Exercise brief:
Show, from the entries below, every line in which "знаний" appears.
** Opening Source data block **
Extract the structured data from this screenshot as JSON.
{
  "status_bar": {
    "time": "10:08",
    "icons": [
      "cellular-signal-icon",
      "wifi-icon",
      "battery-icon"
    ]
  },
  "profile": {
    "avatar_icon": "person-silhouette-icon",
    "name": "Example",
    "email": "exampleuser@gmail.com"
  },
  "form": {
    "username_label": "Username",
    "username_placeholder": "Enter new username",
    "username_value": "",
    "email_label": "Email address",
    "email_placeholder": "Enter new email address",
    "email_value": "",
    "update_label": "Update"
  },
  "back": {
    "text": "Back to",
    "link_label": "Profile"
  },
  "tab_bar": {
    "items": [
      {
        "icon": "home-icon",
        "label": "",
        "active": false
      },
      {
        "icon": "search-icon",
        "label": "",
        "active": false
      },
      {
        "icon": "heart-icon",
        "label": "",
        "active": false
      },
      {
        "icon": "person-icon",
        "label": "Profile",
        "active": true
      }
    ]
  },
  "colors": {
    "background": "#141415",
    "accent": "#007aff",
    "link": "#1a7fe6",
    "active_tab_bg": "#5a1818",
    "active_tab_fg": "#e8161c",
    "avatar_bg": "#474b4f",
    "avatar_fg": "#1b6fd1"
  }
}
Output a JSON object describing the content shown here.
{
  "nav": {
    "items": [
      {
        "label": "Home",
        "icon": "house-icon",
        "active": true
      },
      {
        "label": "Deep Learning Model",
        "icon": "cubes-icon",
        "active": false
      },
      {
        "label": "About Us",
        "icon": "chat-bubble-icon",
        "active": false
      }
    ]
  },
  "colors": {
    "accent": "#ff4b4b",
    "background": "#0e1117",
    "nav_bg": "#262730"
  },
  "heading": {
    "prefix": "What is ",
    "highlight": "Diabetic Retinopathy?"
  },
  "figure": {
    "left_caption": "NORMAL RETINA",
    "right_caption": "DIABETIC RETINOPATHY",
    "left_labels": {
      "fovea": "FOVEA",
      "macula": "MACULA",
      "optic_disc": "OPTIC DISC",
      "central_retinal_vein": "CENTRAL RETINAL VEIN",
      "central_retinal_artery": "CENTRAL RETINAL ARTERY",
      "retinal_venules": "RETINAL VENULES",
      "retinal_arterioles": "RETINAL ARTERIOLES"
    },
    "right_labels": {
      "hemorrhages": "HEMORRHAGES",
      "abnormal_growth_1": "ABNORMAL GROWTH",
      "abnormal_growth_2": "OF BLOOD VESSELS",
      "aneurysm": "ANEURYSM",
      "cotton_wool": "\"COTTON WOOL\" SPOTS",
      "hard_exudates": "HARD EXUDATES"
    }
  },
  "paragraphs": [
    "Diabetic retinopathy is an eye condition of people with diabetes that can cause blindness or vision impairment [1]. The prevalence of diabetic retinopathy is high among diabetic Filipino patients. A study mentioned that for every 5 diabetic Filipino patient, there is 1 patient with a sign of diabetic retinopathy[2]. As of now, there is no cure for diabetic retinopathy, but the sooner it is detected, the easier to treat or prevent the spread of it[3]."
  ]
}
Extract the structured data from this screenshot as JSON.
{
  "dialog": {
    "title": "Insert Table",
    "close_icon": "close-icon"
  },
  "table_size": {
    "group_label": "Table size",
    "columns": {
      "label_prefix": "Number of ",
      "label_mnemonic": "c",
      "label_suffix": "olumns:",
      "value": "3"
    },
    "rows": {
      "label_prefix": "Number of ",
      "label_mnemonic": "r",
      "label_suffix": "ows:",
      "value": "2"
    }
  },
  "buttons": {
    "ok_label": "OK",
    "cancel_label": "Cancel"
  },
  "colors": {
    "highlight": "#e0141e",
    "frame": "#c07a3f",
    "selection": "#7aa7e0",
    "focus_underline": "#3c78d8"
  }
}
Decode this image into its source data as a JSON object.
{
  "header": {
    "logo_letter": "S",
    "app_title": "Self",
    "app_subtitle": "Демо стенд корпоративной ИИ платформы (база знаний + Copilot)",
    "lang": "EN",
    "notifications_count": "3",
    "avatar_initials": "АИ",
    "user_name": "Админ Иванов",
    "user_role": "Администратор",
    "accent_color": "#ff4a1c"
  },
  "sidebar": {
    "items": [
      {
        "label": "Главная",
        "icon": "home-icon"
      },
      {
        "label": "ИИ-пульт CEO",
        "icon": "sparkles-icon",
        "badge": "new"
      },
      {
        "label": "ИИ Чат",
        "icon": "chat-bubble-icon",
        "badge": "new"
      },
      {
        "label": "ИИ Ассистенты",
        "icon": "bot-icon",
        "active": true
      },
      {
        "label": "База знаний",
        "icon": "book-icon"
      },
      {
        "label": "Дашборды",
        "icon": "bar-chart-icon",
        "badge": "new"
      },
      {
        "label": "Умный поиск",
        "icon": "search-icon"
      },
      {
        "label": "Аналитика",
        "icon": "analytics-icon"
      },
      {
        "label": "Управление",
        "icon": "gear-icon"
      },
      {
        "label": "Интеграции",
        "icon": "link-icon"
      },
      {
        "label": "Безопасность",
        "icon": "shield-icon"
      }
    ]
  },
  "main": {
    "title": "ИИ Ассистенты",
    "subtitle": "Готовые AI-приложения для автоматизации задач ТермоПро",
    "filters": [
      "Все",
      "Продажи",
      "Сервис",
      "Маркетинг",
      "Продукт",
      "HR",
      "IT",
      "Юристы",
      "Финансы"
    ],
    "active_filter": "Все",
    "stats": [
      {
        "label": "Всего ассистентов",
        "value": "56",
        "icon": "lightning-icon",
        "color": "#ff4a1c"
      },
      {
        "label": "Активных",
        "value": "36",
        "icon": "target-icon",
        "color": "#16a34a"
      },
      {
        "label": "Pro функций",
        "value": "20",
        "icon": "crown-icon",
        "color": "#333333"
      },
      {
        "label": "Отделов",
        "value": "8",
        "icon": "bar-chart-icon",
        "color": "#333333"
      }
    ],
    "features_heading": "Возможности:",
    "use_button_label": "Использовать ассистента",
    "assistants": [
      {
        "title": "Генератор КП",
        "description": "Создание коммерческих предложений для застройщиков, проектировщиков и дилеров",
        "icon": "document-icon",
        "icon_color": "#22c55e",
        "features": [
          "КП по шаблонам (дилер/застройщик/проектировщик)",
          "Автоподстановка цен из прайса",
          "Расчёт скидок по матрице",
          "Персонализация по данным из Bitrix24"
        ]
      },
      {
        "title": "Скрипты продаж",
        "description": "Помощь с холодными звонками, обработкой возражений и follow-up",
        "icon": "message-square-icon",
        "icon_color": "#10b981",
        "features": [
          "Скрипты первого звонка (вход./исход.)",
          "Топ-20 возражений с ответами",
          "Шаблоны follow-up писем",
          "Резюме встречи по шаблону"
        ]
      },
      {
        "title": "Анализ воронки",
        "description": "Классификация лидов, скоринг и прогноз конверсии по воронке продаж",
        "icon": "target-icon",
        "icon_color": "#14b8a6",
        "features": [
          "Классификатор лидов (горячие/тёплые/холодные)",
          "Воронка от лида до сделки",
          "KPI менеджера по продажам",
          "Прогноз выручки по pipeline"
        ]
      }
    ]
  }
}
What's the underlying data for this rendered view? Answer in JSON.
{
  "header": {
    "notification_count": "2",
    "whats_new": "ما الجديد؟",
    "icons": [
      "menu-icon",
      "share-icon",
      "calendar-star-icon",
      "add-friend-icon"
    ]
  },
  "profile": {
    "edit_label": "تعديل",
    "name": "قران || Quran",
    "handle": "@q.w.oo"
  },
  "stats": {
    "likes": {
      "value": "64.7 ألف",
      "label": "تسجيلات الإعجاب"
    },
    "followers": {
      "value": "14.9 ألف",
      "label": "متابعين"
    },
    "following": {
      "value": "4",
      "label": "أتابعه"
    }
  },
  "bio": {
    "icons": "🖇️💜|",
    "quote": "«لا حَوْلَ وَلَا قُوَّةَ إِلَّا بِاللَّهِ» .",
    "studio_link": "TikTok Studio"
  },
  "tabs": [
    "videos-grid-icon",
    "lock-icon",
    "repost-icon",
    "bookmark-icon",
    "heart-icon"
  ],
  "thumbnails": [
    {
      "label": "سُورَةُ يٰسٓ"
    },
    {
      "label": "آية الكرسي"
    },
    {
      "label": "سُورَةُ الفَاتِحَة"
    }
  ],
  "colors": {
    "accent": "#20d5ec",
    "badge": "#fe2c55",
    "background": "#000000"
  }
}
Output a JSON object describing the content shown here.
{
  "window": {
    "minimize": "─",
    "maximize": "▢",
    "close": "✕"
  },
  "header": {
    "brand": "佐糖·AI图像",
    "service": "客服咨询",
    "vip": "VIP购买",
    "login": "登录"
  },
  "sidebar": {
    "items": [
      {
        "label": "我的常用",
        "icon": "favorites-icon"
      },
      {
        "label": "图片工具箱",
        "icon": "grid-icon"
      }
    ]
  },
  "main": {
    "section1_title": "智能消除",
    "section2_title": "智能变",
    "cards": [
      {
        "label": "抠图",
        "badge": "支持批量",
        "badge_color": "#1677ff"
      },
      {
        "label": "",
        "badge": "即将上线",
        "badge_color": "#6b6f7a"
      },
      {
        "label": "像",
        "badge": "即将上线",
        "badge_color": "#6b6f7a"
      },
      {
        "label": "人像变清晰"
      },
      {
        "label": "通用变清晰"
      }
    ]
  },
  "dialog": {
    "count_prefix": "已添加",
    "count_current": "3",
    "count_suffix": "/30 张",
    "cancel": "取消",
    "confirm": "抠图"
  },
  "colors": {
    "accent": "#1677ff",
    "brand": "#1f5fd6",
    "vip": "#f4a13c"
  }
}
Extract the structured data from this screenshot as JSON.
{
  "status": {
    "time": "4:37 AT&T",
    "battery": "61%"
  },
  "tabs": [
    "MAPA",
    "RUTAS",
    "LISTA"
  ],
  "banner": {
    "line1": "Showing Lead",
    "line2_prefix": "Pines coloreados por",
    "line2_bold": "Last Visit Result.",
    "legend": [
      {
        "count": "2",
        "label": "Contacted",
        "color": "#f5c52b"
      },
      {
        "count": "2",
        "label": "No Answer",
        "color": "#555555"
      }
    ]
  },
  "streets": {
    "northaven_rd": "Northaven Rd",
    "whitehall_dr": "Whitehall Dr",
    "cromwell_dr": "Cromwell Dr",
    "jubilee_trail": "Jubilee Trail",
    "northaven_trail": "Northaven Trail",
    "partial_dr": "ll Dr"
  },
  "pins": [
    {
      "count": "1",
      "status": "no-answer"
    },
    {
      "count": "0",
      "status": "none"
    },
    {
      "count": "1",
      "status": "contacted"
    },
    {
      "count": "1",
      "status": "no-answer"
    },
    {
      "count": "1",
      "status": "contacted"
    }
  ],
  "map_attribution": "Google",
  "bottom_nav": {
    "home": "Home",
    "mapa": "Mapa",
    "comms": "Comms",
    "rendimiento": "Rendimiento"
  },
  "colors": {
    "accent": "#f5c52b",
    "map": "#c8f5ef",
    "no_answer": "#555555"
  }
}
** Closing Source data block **
Exercise solution:
    "app_subtitle": "Демо стенд корпоративной ИИ платформы (база знаний + Copilot)",
        "label": "База знаний",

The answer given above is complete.